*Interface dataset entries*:
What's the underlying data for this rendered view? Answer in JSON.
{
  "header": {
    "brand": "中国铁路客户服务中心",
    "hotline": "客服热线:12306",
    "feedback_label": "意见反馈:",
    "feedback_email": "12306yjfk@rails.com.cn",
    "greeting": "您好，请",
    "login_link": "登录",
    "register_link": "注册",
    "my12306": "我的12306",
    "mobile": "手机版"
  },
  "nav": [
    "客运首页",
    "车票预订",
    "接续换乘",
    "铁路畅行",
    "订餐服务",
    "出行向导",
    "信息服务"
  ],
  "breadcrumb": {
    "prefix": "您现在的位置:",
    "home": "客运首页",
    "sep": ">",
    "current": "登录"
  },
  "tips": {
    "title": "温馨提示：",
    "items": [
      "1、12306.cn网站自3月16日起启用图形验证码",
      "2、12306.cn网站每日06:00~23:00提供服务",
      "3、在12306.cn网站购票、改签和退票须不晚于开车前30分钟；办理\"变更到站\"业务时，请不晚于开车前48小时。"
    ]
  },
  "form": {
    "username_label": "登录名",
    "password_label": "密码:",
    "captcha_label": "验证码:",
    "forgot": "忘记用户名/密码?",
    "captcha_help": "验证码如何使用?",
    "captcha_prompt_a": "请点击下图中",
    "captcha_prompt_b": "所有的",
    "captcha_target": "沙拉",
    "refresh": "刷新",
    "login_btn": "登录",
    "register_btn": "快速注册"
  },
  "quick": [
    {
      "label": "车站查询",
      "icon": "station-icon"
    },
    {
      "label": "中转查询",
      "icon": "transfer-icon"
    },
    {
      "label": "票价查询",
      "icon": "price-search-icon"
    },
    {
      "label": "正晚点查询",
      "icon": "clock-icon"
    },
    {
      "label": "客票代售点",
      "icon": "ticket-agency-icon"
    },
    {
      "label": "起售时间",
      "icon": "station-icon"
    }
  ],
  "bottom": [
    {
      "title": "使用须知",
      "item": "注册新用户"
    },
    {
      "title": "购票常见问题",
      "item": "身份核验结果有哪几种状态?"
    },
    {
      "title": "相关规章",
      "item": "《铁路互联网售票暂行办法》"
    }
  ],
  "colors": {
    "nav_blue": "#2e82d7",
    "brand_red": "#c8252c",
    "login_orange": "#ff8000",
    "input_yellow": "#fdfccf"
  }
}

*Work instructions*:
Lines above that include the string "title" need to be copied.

*Final answer*:
    "title": "温馨提示：",
      "title": "使用须知",
      "title": "购票常见问题",
      "title": "相关规章",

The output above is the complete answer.